[[ ENTRIES SUPPLIED, beginning ]]

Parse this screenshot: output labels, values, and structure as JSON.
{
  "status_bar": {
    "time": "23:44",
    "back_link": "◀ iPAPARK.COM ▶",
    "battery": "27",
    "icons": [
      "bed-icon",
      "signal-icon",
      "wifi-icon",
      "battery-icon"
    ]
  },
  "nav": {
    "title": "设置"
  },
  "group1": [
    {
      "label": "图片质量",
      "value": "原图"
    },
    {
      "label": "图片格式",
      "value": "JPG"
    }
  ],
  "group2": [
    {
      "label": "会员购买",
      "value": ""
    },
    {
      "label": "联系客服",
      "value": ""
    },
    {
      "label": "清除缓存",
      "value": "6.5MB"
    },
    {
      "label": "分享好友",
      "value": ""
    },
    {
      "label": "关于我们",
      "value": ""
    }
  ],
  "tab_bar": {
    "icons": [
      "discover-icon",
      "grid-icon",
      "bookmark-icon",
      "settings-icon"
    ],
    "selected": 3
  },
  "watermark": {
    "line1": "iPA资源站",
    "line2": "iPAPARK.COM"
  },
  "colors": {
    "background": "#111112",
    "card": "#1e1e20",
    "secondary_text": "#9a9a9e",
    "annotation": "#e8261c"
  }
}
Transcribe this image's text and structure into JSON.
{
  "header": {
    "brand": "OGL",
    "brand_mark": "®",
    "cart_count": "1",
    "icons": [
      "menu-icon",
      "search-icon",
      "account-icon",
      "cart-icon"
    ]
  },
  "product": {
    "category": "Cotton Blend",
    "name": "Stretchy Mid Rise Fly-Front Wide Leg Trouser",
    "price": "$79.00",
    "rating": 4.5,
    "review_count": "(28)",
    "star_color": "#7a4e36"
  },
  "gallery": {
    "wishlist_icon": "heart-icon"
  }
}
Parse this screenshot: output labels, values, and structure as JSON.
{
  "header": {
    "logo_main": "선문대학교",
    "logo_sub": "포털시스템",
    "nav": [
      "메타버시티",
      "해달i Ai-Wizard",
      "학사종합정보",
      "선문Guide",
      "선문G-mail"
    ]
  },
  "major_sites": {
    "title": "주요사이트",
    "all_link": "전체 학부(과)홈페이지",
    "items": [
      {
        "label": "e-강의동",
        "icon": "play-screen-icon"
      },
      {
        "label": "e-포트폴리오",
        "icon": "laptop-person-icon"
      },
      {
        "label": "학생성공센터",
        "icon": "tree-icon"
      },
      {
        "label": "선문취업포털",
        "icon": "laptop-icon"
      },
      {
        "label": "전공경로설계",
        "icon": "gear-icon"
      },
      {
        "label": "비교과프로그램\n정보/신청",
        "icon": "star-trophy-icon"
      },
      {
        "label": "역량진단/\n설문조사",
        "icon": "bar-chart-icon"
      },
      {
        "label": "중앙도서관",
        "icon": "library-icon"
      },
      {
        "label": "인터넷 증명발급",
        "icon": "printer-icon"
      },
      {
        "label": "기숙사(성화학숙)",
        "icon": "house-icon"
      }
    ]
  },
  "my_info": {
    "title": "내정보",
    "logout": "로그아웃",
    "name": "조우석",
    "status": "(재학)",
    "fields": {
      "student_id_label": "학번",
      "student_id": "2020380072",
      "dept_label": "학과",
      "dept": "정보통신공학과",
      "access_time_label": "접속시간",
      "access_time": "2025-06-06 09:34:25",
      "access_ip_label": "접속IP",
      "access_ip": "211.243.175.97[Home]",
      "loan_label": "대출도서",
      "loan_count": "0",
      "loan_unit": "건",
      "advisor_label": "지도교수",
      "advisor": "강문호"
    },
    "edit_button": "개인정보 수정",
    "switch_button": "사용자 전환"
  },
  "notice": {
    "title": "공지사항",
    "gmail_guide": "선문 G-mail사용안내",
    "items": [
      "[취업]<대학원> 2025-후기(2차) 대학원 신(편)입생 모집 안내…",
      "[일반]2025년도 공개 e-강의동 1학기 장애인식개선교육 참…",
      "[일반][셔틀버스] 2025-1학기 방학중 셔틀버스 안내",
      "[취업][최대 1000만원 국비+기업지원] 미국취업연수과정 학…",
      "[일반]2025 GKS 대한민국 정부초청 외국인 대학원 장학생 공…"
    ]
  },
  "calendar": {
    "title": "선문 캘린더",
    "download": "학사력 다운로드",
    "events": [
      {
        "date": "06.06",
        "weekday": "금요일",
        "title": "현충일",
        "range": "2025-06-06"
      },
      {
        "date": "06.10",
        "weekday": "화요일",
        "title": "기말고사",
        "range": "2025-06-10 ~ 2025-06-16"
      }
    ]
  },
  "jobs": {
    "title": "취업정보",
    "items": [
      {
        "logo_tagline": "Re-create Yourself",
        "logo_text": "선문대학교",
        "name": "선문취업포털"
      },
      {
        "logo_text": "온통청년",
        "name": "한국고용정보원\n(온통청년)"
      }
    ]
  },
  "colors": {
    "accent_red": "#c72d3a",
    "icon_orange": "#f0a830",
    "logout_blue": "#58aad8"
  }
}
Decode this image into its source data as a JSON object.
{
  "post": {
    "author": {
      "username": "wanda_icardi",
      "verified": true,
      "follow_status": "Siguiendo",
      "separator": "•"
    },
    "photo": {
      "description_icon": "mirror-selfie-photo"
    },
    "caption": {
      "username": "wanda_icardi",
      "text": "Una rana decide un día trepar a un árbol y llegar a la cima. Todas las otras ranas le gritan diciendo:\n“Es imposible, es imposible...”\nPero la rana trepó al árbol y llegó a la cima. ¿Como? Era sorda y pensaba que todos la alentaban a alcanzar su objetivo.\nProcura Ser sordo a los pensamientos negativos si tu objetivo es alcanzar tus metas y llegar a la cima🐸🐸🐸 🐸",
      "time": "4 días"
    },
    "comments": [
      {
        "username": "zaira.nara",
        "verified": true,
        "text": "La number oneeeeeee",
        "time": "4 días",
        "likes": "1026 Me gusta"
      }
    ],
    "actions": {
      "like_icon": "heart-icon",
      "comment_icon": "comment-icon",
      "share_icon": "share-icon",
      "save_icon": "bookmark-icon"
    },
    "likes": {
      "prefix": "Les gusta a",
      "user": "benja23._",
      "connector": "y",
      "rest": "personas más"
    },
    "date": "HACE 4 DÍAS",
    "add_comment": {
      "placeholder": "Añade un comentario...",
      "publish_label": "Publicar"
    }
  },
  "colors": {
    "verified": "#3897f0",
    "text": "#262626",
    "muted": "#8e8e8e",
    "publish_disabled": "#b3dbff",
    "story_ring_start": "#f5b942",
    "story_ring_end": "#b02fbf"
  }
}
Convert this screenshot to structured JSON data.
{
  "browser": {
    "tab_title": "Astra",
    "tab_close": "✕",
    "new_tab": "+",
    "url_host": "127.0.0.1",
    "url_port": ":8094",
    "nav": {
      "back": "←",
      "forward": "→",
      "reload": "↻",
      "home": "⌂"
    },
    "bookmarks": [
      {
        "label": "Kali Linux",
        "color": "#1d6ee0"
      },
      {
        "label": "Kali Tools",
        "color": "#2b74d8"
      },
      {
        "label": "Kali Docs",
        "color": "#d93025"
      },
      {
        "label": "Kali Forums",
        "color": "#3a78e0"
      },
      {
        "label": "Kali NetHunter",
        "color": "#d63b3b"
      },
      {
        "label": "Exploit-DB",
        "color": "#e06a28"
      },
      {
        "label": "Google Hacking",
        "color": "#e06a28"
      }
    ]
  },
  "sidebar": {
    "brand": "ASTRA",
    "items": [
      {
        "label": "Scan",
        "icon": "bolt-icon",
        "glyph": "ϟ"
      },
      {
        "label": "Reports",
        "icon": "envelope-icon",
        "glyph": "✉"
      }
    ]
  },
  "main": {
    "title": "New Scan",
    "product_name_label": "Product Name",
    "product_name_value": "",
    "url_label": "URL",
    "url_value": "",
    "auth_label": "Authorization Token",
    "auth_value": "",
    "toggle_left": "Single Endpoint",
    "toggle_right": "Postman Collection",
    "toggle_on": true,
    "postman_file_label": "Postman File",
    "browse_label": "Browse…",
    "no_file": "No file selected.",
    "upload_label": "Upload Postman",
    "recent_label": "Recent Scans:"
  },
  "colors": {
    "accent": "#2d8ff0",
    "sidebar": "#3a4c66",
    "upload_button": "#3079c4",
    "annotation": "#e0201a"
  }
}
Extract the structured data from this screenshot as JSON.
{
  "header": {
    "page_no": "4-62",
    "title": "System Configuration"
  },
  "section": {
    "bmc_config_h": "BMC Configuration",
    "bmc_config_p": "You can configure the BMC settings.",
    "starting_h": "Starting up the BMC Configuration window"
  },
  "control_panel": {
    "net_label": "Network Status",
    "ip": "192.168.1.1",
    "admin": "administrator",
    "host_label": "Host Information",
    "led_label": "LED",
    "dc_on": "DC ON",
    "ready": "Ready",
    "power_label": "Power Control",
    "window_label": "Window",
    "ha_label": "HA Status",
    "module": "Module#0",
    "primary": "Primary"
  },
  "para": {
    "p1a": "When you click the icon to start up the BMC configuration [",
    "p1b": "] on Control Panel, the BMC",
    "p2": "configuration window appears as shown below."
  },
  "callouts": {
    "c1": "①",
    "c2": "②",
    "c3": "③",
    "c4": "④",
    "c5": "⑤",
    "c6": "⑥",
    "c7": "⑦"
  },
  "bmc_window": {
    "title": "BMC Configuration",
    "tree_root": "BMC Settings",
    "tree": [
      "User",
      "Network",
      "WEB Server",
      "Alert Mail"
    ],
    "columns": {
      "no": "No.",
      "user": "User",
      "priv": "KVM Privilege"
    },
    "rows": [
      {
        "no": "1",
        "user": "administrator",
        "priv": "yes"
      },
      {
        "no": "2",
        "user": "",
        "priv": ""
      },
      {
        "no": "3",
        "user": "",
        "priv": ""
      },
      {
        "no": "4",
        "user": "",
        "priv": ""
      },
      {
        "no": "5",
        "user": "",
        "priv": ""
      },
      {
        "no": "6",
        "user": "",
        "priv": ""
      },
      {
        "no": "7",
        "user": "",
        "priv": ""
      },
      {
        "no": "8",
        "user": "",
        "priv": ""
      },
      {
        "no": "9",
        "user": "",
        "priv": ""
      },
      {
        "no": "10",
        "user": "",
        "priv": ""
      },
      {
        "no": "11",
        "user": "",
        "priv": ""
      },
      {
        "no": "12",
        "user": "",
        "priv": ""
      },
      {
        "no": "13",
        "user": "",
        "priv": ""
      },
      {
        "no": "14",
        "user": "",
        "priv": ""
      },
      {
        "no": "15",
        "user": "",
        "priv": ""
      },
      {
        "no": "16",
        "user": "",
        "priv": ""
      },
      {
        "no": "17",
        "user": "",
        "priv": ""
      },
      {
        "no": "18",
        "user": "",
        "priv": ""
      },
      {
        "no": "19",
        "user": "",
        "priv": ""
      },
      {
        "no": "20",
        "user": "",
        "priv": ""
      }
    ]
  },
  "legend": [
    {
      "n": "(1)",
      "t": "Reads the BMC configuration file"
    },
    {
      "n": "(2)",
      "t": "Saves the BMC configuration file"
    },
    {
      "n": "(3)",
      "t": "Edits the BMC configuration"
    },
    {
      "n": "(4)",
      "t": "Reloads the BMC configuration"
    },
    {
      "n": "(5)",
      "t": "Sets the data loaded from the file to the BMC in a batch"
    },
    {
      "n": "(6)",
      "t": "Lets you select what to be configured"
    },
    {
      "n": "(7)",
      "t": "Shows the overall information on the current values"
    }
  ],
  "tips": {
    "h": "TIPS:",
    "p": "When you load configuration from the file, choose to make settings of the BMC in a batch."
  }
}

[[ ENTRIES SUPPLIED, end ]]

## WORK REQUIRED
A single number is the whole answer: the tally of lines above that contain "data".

## COMPLETED TASK
4